Introduction: This study hypothesized that insulin-like growth factor-binding protein (IGFBP), rather than insulin-like growth factor I (IGF-I) itself, would be more responsive to acute exercise stress in a dose-dependent fashion.

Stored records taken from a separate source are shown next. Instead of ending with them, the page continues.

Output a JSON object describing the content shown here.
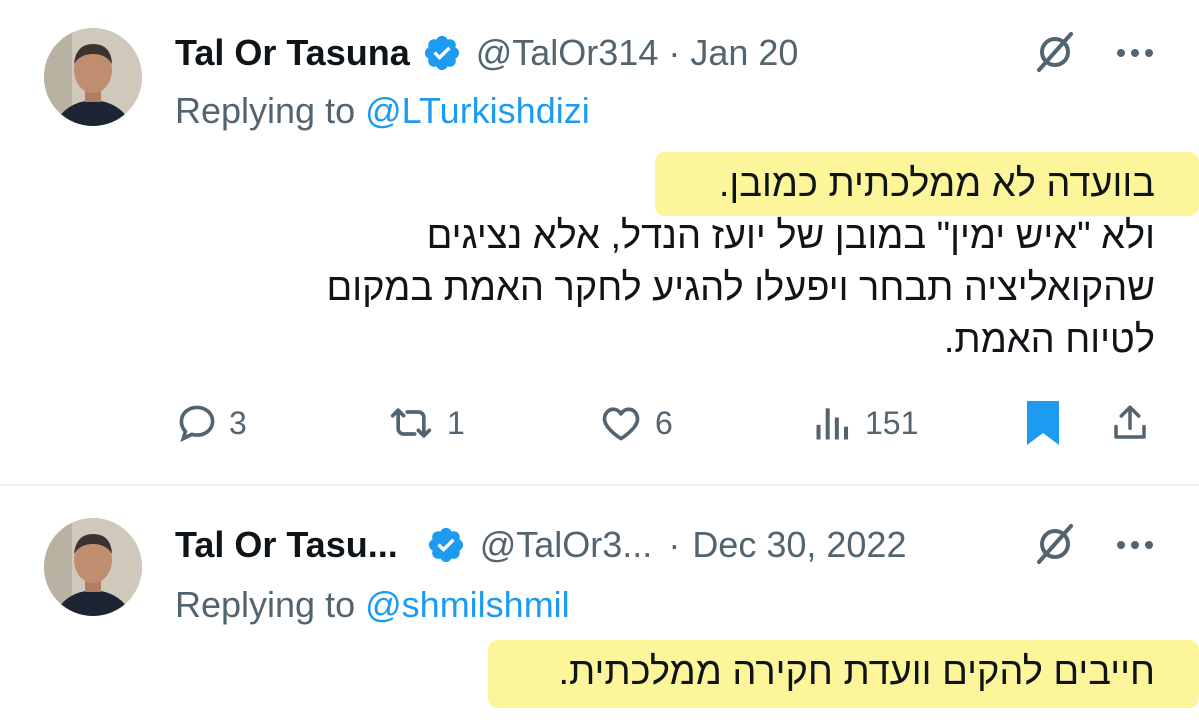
{
  "tweets": [
    {
      "author_name": "Tal Or Tasuna",
      "handle": "@TalOr314",
      "separator": "·",
      "date": "Jan 20",
      "replying_prefix": "Replying to",
      "replying_to": "@LTurkishdizi",
      "lines": [
        "בוועדה לא ממלכתית כמובן.",
        "ולא \"איש ימין\" במובן של יועז הנדל, אלא נציגים",
        "שהקואליציה תבחר ויפעלו להגיע לחקר האמת במקום",
        "לטיוח האמת."
      ],
      "stats": {
        "replies": "3",
        "reposts": "1",
        "likes": "6",
        "views": "151"
      }
    },
    {
      "author_name": "Tal Or Tasu...",
      "handle": "@TalOr3...",
      "separator": "·",
      "date": "Dec 30, 2022",
      "replying_prefix": "Replying to",
      "replying_to": "@shmilshmil",
      "lines": [
        "חייבים להקים וועדת חקירה ממלכתית."
      ]
    }
  ],
  "colors": {
    "accent": "#1d9bf0",
    "muted": "#536471",
    "text": "#0f1419",
    "highlight": "#fdf59a"
  },
  "icons": [
    "verified-badge-icon",
    "grok-icon",
    "more-icon",
    "reply-icon",
    "repost-icon",
    "like-icon",
    "views-icon",
    "bookmark-icon",
    "share-icon"
  ]
}
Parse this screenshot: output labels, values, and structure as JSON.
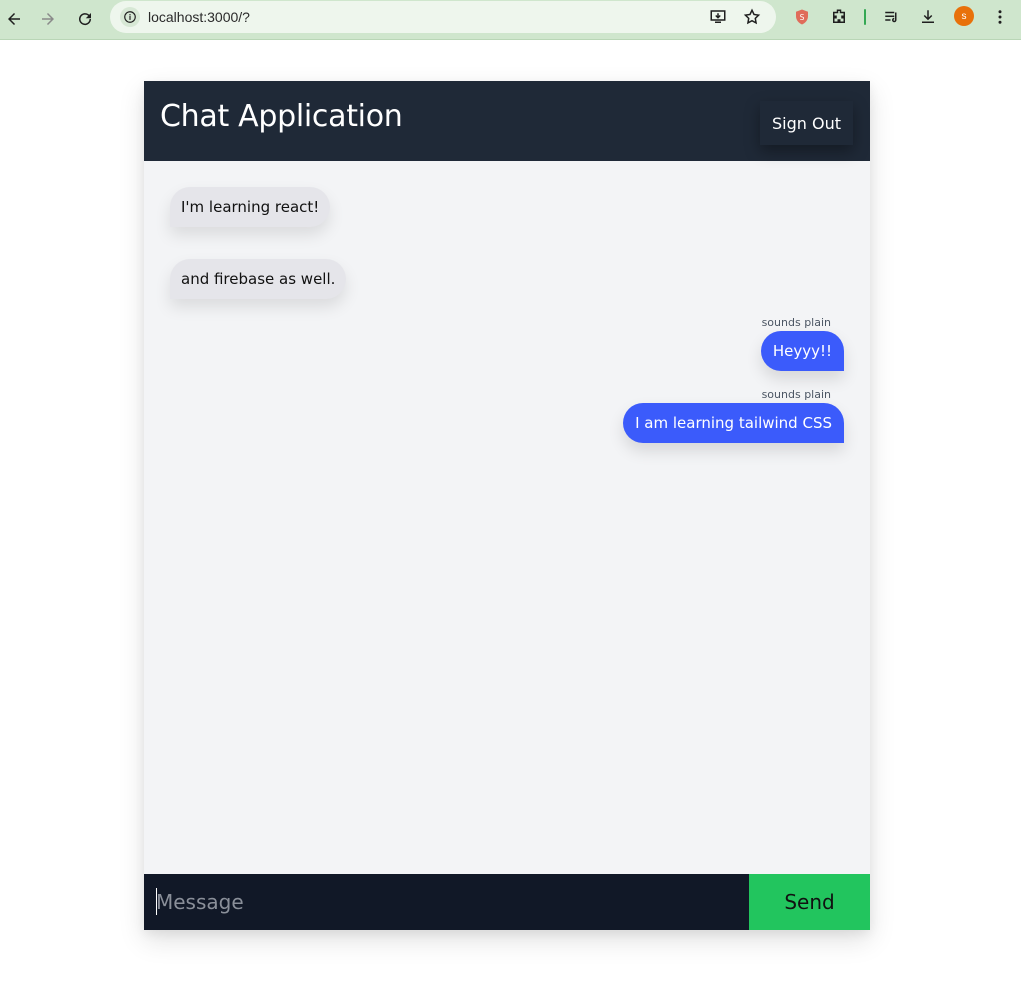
{
  "browser": {
    "url": "localhost:3000/?",
    "profile_initial": "s"
  },
  "app": {
    "title": "Chat Application",
    "signout_label": "Sign Out"
  },
  "messages": [
    {
      "text": "I'm learning react!",
      "side": "left"
    },
    {
      "text": "and firebase as well.",
      "side": "left"
    },
    {
      "text": "Heyyy!!",
      "side": "right",
      "sender": "sounds plain"
    },
    {
      "text": "I am learning tailwind CSS",
      "side": "right",
      "sender": "sounds plain"
    }
  ],
  "composer": {
    "placeholder": "Message",
    "send_label": "Send"
  },
  "colors": {
    "header": "#1f2937",
    "own_bubble": "#3b5bfb",
    "other_bubble": "#e5e5ea",
    "send_button": "#22c55e"
  }
}
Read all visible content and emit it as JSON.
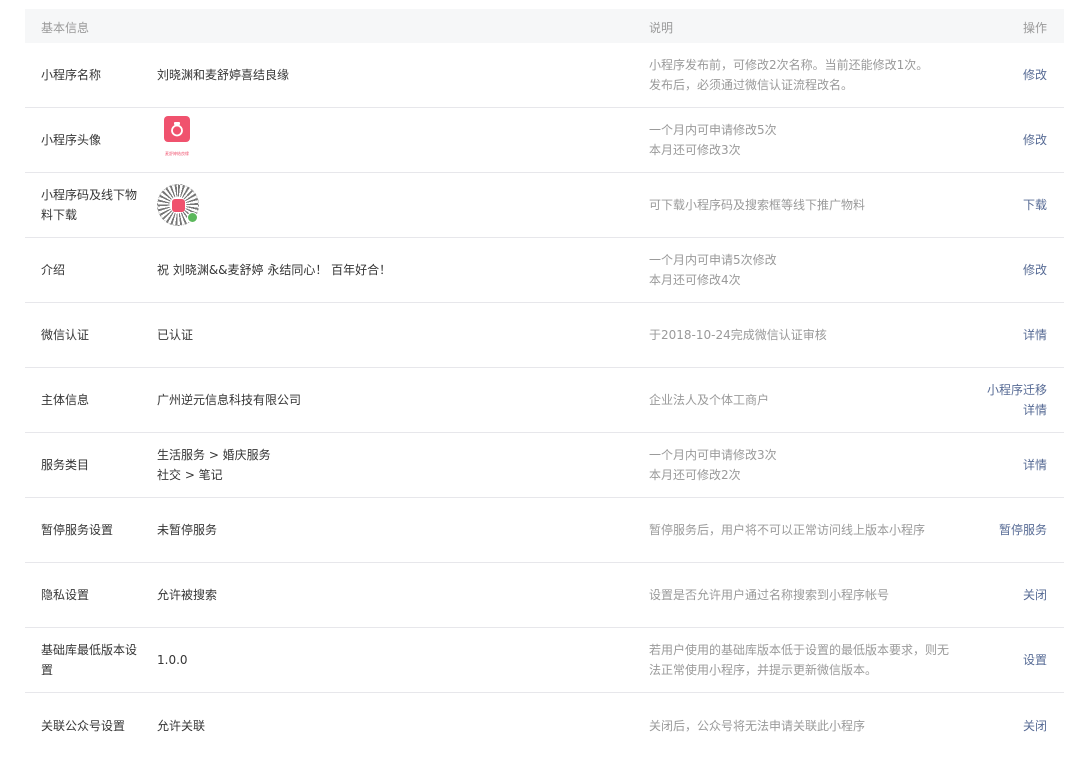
{
  "header": {
    "basic_info": "基本信息",
    "description": "说明",
    "operation": "操作"
  },
  "rows": [
    {
      "label": "小程序名称",
      "value": "刘晓渊和麦舒婷喜结良缘",
      "desc": [
        "小程序发布前，可修改2次名称。当前还能修改1次。",
        "发布后，必须通过微信认证流程改名。"
      ],
      "ops": [
        "修改"
      ]
    },
    {
      "label": "小程序头像",
      "value": "",
      "avatar_caption": "麦舒婷结良缘",
      "desc": [
        "一个月内可申请修改5次",
        "本月还可修改3次"
      ],
      "ops": [
        "修改"
      ]
    },
    {
      "label": "小程序码及线下物料下载",
      "value": "",
      "desc": [
        "可下载小程序码及搜索框等线下推广物料"
      ],
      "ops": [
        "下载"
      ]
    },
    {
      "label": "介绍",
      "value": "祝 刘晓渊&&麦舒婷 永结同心！ 百年好合！",
      "desc": [
        "一个月内可申请5次修改",
        "本月还可修改4次"
      ],
      "ops": [
        "修改"
      ]
    },
    {
      "label": "微信认证",
      "value": "已认证",
      "desc": [
        "于2018-10-24完成微信认证审核"
      ],
      "ops": [
        "详情"
      ]
    },
    {
      "label": "主体信息",
      "value": "广州逆元信息科技有限公司",
      "desc": [
        "企业法人及个体工商户"
      ],
      "ops": [
        "小程序迁移",
        "详情"
      ]
    },
    {
      "label": "服务类目",
      "value": [
        "生活服务 > 婚庆服务",
        "社交 > 笔记"
      ],
      "desc": [
        "一个月内可申请修改3次",
        "本月还可修改2次"
      ],
      "ops": [
        "详情"
      ]
    },
    {
      "label": "暂停服务设置",
      "value": "未暂停服务",
      "desc": [
        "暂停服务后，用户将不可以正常访问线上版本小程序"
      ],
      "ops": [
        "暂停服务"
      ]
    },
    {
      "label": "隐私设置",
      "value": "允许被搜索",
      "desc": [
        "设置是否允许用户通过名称搜索到小程序帐号"
      ],
      "ops": [
        "关闭"
      ]
    },
    {
      "label": "基础库最低版本设置",
      "value": "1.0.0",
      "desc": [
        "若用户使用的基础库版本低于设置的最低版本要求，则无",
        "法正常使用小程序，并提示更新微信版本。"
      ],
      "ops": [
        "设置"
      ]
    },
    {
      "label": "关联公众号设置",
      "value": "允许关联",
      "desc": [
        "关闭后，公众号将无法申请关联此小程序"
      ],
      "ops": [
        "关闭"
      ]
    }
  ]
}
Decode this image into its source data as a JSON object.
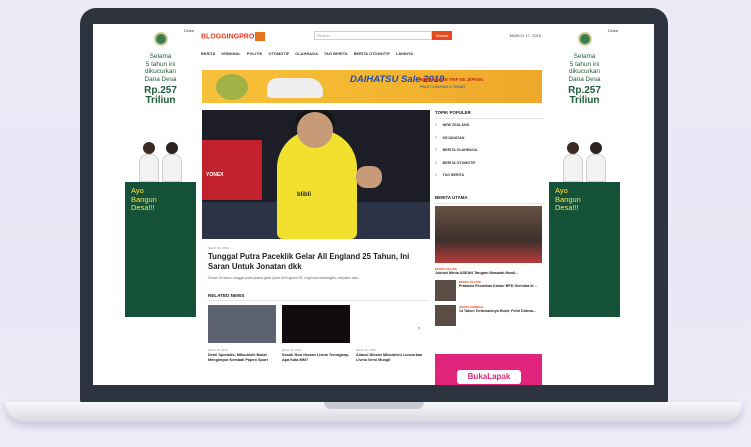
{
  "site": {
    "logo_text": "BLOGGINGPRO",
    "search_placeholder": "Search",
    "search_button": "Search",
    "date": "MARCH 17, 2019"
  },
  "nav": [
    "BERITA",
    "KRIMINAL",
    "POLITIK",
    "OTOMOTIF",
    "OLAHRAGA",
    "TAG BERITA",
    "BERITA OTOMOTIF",
    "LAINNYA"
  ],
  "side_ad": {
    "close": "Close",
    "line1": "Selama",
    "line2": "5 tahun ini",
    "line3": "dikucurkan",
    "line4": "Dana Desa",
    "big1": "Rp.257",
    "big2": "Triliun",
    "green1": "Ayo",
    "green2": "Bangun",
    "green3": "Desa!!!"
  },
  "banner": {
    "brand": "DAIHATSU Sale 2019",
    "sub": "MENANGKAN TRIP KE JEPANG",
    "sub2": "PAKET LIBURAN 4 ORANG"
  },
  "hero": {
    "sponsor": "blibli",
    "board": "YONEX"
  },
  "article": {
    "date": "March 16, 2019",
    "title": "Tunggal Putra Paceklik Gelar All England 25 Tahun, Ini Saran Untuk Jonatan dkk",
    "excerpt": "Sudah 25 tahun tunggal putra puasa gelar juara All England 25. Legenda bulutangkis, meyakini ada..."
  },
  "related": {
    "heading": "RELATED NEWS",
    "items": [
      {
        "date": "March 16, 2019",
        "title": "Demi Sporadis, Mitsubishi Bakal Mengimpor Kembali Pajero Sport"
      },
      {
        "date": "March 16, 2019",
        "title": "Sosok New Nissan Livina Terungkap, Apa Kata MM?"
      },
      {
        "date": "March 16, 2019",
        "title": "Aliansi Nissan Mitsubishi Luncurkan Livina Versi Mungil"
      }
    ]
  },
  "sidebar": {
    "topik_heading": "TOPIK POPULER",
    "topik": [
      "NEW ZEALAND",
      "KEJAHATAN",
      "BERITA OLAHRAGA",
      "BERITA OTOMOTIF",
      "TAG BERITA"
    ],
    "utama_heading": "BERITA UTAMA",
    "utama": [
      {
        "cat": "BERITA POLITIK",
        "title": "Jokowi Minta ASEAN Tangani Masalah Musli..."
      },
      {
        "cat": "BERITA POLITIK",
        "title": "Prabowo Resmikan Kantor BPD Gerindra di ..."
      },
      {
        "cat": "BERITA KRIMINAL",
        "title": "14 Tahun Terbenamnya Munir, Fohri Didesa..."
      }
    ],
    "ad_label": "BukaLapak"
  }
}
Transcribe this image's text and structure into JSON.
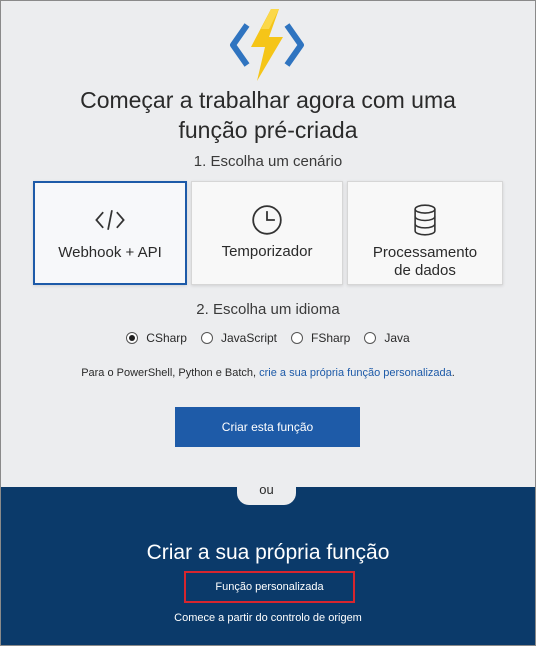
{
  "header": {
    "title_line1": "Começar a trabalhar agora com uma",
    "title_line2": "função pré-criada"
  },
  "step1": {
    "label": "1. Escolha um cenário",
    "scenarios": [
      {
        "label": "Webhook + API",
        "icon": "code-icon",
        "selected": true
      },
      {
        "label": "Temporizador",
        "icon": "clock-icon",
        "selected": false
      },
      {
        "label_line1": "Processamento",
        "label_line2": "de dados",
        "icon": "database-icon",
        "selected": false
      }
    ]
  },
  "step2": {
    "label": "2. Escolha um idioma",
    "languages": [
      {
        "label": "CSharp",
        "checked": true
      },
      {
        "label": "JavaScript",
        "checked": false
      },
      {
        "label": "FSharp",
        "checked": false
      },
      {
        "label": "Java",
        "checked": false
      }
    ]
  },
  "note": {
    "text": "Para o PowerShell, Python e Batch, ",
    "link": "crie a sua própria função personalizada",
    "suffix": "."
  },
  "create_button": "Criar esta função",
  "divider": "ou",
  "own": {
    "title": "Criar a sua própria função",
    "custom_link": "Função personalizada",
    "source_link": "Comece a partir do controlo de origem"
  },
  "colors": {
    "accent": "#1e5ba8",
    "dark_panel": "#0b3a6a",
    "highlight_box": "#d7262e",
    "bolt": "#f5c518"
  }
}
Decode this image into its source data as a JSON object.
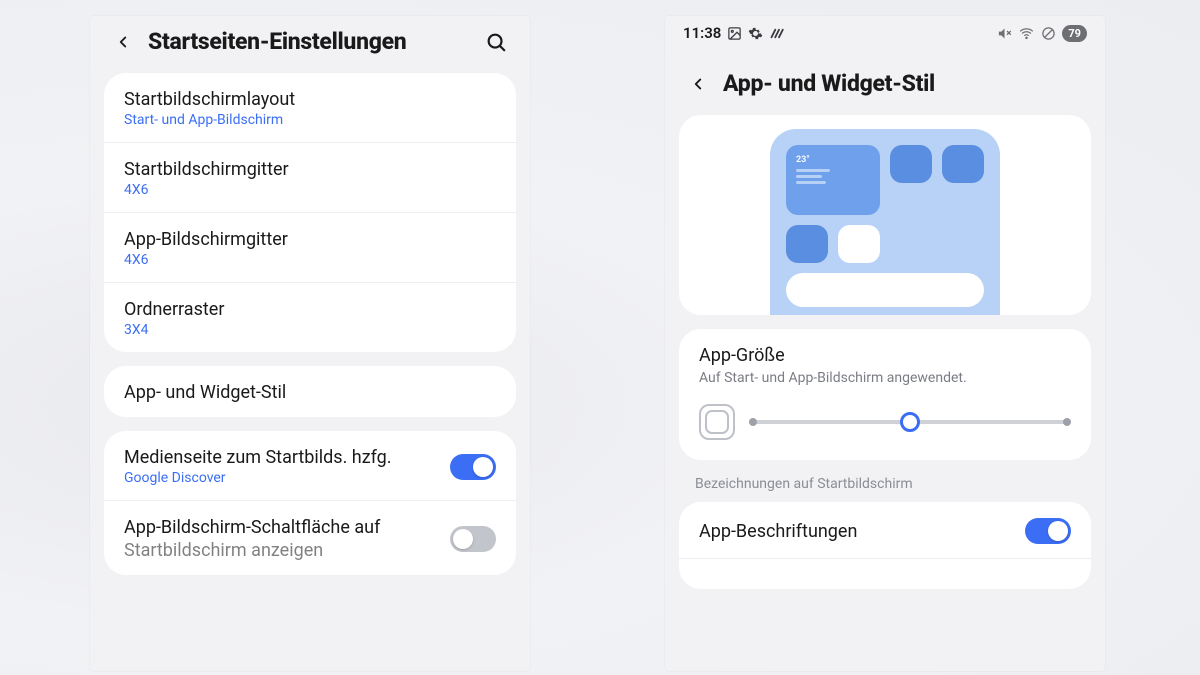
{
  "left": {
    "title": "Startseiten-Einstellungen",
    "rows": {
      "layout": {
        "label": "Startbildschirmlayout",
        "sub": "Start- und App-Bildschirm"
      },
      "homegrid": {
        "label": "Startbildschirmgitter",
        "sub": "4X6"
      },
      "appgrid": {
        "label": "App-Bildschirmgitter",
        "sub": "4X6"
      },
      "foldergrid": {
        "label": "Ordnerraster",
        "sub": "3X4"
      },
      "style": {
        "label": "App- und Widget-Stil"
      },
      "media": {
        "label": "Medienseite zum Startbilds. hzfg.",
        "sub": "Google Discover"
      },
      "appbtn": {
        "label": "App-Bildschirm-Schaltfläche auf",
        "label2": "Startbildschirm anzeigen"
      }
    }
  },
  "right": {
    "status": {
      "time": "11:38",
      "battery": "79"
    },
    "title": "App- und Widget-Stil",
    "preview_temp": "23°",
    "size": {
      "title": "App-Größe",
      "desc": "Auf Start- und App-Bildschirm angewendet."
    },
    "section_label": "Bezeichnungen auf Startbildschirm",
    "app_labels": {
      "label": "App-Beschriftungen"
    }
  }
}
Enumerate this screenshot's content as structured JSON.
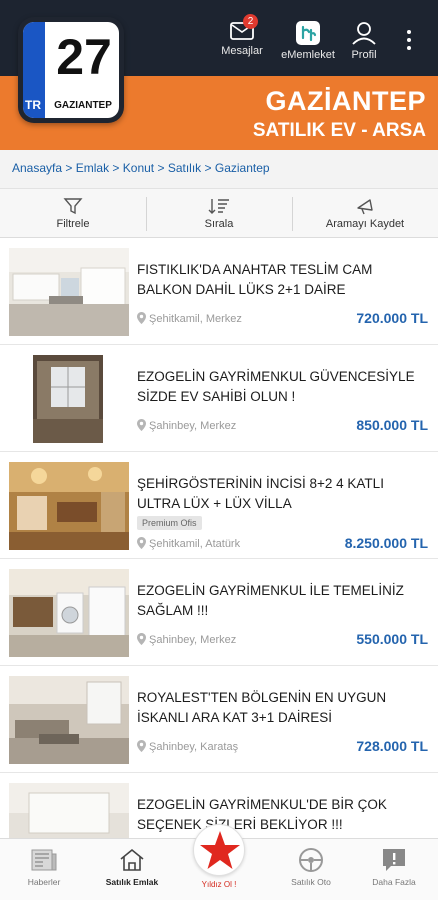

Methods: Eight men (24 ± 5 yr, 87 ± 9 kg, 182 ± 6 cm, 21 ± 5% body fat) had blood drawn every 4 h after exercise for 24 h and assayed for IGF-I, IGFBP-1, -3, -6, the acid labile subunit (ALS), insulin, glucose, and nonesterified free fatty acids on five occasions: no exercise (control, C), moderate-duration resistance exercise (MDRE; 25, 5-10 repetition maximum (RM) sets), long-duration resistance exercise (LDRE; 50, 5-10 RM sets), moderate-duration aerobic exercise (MDAE; three 15-min cycling bouts at ∼70% V˙O2peak), and long-duration aerobic exercise (LDAE; six 15-min cycling bouts at ∼70% V˙O2peak). Energy requirements were determined from resting metabolic rate, age, and a physical activity factor. Dietary control was implemented by providing all meals during the experimental trials. A two-way ANOVA with repeated measures (P < 0.05) was used for statistical analysis.
Results: Significant exercise effects were observed for IGFBP-1 (C: 14.0 ± 2.7 < MDRE: 35.9 ± 8.6 = LDRE: 45.2 ± 10.6 = MDAE: 34.2 ± 7.4 = LDAE: 47.0 ± 11.8 ng·mL−1) and insulin (C: 26.0 ± 9 < LDRE: 13.2 ± 6 ng·mL−1). In addition, a dose-response relationship was observed for the IGFBP-1 response (long-duration exercise (46 ± 10 ng·mL−1) > moderate-duration exercise (35 ± 7 ng·mL−1). There were no exercise effects for total IGF-I, IGFBP-3, and ALS. Effects of time of day were observed for all variables except ALS.
Conclusions: For the circulating IGF-I system components measured, only IGFBP-1 seems to be a sensitive biomarker capable of assessing the physiological strain of acute physical exercise.
1Military Performance Division, U.S. Army Research Institute of Environmental Medicine, Natick, MA; and 2Military Nutrition Division, U.S. Army Research Institute of Environmental Medicine, Natick, MA
Address for correspondence: Bradley C. Nindl, Ph.D., Military Performance Division, U.S. Army Research Institute of Environmental Medicine, Natick, MA 01760-5007; E-mail: Bradley.firstname.lastname@example.org.
Submitted for publication July 2008.
Accepted for publication November 2008.